Sheila Heti is the author of several books of fiction, including "The Middle Stories" and "Ticknor"; and an essay collection written with Misha Glouberman, "The Chairs Are Where the People Go." Her writing has been translated into ten languages and her work has appeared in "The New York Times," "Bookforum," "McSweeney's," "n+1," "The Guardian," and other places. She works as interviews editor at "The Believer" magazine and lives in Toronto.

Review quote

"A new kind of book and new kind of person. A book that risks everything--shatters every rule we women try to follow in order to be taken seriously--and thus is nothing less than groundbreaking: in form, sexually, relationally and as a major literary work.
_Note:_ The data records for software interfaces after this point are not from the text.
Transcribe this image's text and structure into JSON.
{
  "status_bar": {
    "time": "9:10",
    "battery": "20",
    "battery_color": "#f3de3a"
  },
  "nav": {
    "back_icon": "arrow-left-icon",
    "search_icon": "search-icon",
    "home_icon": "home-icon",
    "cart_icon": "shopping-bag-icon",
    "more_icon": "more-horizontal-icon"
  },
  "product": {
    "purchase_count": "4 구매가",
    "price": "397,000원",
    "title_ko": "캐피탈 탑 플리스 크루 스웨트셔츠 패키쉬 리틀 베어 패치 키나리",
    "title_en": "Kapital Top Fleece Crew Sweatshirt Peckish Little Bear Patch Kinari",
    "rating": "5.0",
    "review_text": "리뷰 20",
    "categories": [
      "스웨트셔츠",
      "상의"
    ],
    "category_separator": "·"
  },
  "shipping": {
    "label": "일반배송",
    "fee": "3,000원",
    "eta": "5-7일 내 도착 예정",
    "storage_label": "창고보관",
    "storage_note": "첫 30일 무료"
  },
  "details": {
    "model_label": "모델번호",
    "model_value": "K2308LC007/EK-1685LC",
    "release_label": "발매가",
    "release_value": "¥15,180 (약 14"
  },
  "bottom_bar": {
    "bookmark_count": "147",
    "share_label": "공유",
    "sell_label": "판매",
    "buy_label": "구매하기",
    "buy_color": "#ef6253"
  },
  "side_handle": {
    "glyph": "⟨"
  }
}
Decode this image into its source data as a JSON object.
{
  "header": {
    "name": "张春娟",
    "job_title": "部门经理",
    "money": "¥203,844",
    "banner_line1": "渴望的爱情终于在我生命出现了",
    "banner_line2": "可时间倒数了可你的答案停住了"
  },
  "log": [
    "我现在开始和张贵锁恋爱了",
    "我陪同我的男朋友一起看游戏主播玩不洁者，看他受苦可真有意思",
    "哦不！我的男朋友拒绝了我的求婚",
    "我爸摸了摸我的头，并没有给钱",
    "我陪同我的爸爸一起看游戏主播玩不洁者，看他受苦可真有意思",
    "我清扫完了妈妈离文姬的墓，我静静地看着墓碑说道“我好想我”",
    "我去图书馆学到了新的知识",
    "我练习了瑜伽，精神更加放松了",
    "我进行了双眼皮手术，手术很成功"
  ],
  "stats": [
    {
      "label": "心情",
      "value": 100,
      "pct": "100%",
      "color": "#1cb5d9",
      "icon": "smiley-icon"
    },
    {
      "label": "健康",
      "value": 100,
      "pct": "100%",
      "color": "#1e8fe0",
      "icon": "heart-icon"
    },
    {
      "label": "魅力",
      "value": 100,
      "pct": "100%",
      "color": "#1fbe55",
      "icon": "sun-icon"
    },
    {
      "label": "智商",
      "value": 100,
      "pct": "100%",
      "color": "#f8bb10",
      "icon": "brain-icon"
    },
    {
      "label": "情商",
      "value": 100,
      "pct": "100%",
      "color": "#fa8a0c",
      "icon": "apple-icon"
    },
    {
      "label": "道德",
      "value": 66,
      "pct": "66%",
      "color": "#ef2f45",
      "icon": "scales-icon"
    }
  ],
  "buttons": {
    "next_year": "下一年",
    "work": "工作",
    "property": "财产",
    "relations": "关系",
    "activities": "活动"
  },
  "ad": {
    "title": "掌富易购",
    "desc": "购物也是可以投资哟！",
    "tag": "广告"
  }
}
With this complex, artfully messy and hilarious novel, Heti has done the rare and generous thing of creating more room for the rest of us. This is how a person should be."--Miranda July, author of "No One Belongs Here More Than You" and "It Chooses You""Oh crap. I don't know how to begin talking about Sheila Heti or how good she is. People will say "How Should A Person Be?" is reminiscent of Patti Smith's "Just Kids" or Ann Patchett's "Truth & Beauty" and both of these things will be true. But I am still reeling from the originality of this novel. There are passages here so striking, to read them is to be punched in the heart."--Sloane Crosley, author of "How Did You Get This Number""A seriously strange but funny plunge into the quest for authenticity."--Margaret Atwood, @MargaretAtwood"Utterly beguiling: blunt, charming, funny, and smart. Heti subtly weaves together ideas about sex, femininity and artistic ambition. Reading this genre-defying book was pure pleasure."--David Shields, author of "Reality Hunger""[A]n unforgettable book: intellectually exacting, unsettling in its fragility, bodily as anything painted by Freud, experimental yet crafted as hell, and yes, very funny."--"The National Post""The book's form is fluid and unpredictable... [and] the architecture gives the prose a circular, easy feeling, even though Heti is taking a hard look at what makes life meaningful and how one doesn't end up loveless and lost. It is book peopled by twentysomethings but works easily as a manual for anyone who happens to have run into a spiritual wall." -- Sasha Frere-Jones, "The Paris Review""""Sheila Heti's novel-from-life, How Should a Person Be?, was published in Canada in 2010, but won't be out in t